Rental-only zoning is coming to the City of Delta, B.C.
A recent staff report to council notes that Delta continues to take steps to secure the provision of rental housing.
In line with provincial legislation, Delta has started to implement rental-only zoning for new purpose-built rental developments, and staff will continue to explore the use of rental-only zoning when feasible.
Community planning director Marcy Sangret told the Optimist that the city, however, currently does not have any plans to implement rental-only zoning for properties or areas that are not proposed for redevelopment.
Staff will continue to recommend rental-only zoning in cases where new development projects include committed purpose-built rental components.

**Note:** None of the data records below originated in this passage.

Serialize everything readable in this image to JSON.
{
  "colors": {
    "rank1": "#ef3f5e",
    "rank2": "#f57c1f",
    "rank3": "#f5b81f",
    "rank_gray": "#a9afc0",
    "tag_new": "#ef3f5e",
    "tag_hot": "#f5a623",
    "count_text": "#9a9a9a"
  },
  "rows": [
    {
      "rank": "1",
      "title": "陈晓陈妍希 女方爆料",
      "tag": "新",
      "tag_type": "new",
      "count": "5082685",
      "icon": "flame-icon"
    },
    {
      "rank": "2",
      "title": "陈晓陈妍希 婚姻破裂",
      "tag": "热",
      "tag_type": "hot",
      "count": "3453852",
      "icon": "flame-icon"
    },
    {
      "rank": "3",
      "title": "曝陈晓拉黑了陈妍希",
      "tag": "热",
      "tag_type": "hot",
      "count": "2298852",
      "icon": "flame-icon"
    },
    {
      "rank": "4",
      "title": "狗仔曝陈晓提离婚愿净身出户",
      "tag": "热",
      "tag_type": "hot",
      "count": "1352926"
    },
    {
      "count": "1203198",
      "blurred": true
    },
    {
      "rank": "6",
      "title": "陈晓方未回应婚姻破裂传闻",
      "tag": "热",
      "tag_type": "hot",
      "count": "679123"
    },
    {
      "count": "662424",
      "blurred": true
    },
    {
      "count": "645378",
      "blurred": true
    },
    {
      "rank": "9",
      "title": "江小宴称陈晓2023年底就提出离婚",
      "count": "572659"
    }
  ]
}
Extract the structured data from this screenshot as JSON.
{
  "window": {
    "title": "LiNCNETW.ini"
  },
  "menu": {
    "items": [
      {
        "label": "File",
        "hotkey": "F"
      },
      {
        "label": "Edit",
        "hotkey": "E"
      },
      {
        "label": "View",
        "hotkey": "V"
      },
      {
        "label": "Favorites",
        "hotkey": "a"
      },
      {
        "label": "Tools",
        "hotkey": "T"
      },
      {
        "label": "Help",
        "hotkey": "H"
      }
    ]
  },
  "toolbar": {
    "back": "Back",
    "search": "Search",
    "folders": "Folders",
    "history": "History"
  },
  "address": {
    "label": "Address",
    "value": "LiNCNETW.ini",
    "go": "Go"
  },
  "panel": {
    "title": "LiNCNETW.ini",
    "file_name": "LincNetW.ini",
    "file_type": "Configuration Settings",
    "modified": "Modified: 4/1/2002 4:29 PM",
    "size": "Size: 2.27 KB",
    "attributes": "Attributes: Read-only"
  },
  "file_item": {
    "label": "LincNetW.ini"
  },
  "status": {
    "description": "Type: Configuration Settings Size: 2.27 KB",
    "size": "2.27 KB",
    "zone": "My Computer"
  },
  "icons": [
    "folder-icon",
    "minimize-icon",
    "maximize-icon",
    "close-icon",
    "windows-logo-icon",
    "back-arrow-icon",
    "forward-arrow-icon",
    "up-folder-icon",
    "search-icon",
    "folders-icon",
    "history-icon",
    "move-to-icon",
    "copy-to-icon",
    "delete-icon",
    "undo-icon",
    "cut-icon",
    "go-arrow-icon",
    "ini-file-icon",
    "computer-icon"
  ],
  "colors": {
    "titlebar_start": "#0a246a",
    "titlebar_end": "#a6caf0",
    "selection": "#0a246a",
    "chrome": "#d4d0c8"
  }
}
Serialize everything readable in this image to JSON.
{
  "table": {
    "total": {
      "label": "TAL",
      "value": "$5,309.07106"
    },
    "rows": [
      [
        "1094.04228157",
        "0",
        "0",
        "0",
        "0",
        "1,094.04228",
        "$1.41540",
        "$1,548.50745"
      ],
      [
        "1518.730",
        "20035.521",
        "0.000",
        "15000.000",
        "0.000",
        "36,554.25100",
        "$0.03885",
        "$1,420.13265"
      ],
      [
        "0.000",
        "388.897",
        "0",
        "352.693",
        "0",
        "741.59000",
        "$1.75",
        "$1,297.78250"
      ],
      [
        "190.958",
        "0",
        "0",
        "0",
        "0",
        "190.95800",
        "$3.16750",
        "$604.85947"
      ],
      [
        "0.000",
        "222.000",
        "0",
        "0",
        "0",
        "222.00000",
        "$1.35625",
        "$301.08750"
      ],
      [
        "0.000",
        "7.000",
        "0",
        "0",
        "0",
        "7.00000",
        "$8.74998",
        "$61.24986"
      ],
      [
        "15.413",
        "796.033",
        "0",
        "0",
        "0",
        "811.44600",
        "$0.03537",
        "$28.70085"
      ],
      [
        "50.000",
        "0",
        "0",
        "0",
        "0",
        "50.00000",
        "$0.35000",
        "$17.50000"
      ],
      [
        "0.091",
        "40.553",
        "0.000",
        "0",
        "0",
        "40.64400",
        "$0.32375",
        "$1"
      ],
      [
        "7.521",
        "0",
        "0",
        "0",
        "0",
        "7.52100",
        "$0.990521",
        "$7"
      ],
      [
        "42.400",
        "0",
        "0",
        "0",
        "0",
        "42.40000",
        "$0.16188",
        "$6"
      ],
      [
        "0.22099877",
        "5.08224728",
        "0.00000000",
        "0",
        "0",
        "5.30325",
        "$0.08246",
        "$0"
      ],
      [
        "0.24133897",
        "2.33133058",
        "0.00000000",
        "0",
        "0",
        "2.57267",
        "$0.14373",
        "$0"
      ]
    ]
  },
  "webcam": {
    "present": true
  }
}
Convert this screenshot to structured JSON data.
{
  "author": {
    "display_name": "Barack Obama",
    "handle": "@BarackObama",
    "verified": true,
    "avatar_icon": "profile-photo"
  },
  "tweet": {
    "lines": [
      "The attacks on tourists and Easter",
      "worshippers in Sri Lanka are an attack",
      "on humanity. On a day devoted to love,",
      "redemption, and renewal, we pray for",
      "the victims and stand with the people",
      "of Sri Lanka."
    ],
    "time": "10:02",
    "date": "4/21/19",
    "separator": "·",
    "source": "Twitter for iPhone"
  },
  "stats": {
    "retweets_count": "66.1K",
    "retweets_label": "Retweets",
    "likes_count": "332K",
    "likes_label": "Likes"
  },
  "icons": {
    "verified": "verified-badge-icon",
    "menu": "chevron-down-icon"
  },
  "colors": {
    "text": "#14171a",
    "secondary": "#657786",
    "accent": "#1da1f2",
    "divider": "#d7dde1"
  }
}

Recent examples include a development at 93A Avenue and 120th Street in North Delta, which includes a building containing 50 rental units secured through zoning, the Affordable Housing Societies’ Evergreen Lane rental apartment buildings with 198 affordable rental units secured through zoning, KinVillage’s Phase one project with 152 affordable seniors’ units secured through zoning, as well as the “Clara” apartment proposal at 56th Street and 14B Avenue with 48 market rental units to be secured through zoning.
According to the city’s Housing Needs Assessment, which guided the creation of Delta’s Housing Action Plan, the amount of primary, purpose-built rentals in the city only accounts for approximately five per cent of Delta's housing stock, while increases in household incomes are not keeping pace with the increases in rents or home sale prices.
The action plan contains a series of recommendations for rental housing including protecting renters who are in more affordable, older units.
To be developed, the main actions identified to support tenants and protect the city’s limited rental stock include developing a tenant relocation policy and a rental stock protection policy.
A tenant relocation policy reduces the negative impacts of redevelopment on existing tenants by ensuring they have adequate time to find new housing, are properly compensated where necessary, and, in some cases, receive priority for new units in the development.
A rental stock protection policy would ensure that redevelopment doesn’t lead to a net loss of rental units by requiring that when purpose-built rental units are redeveloped, the same or more new rental units would need to be part of that redevelopment.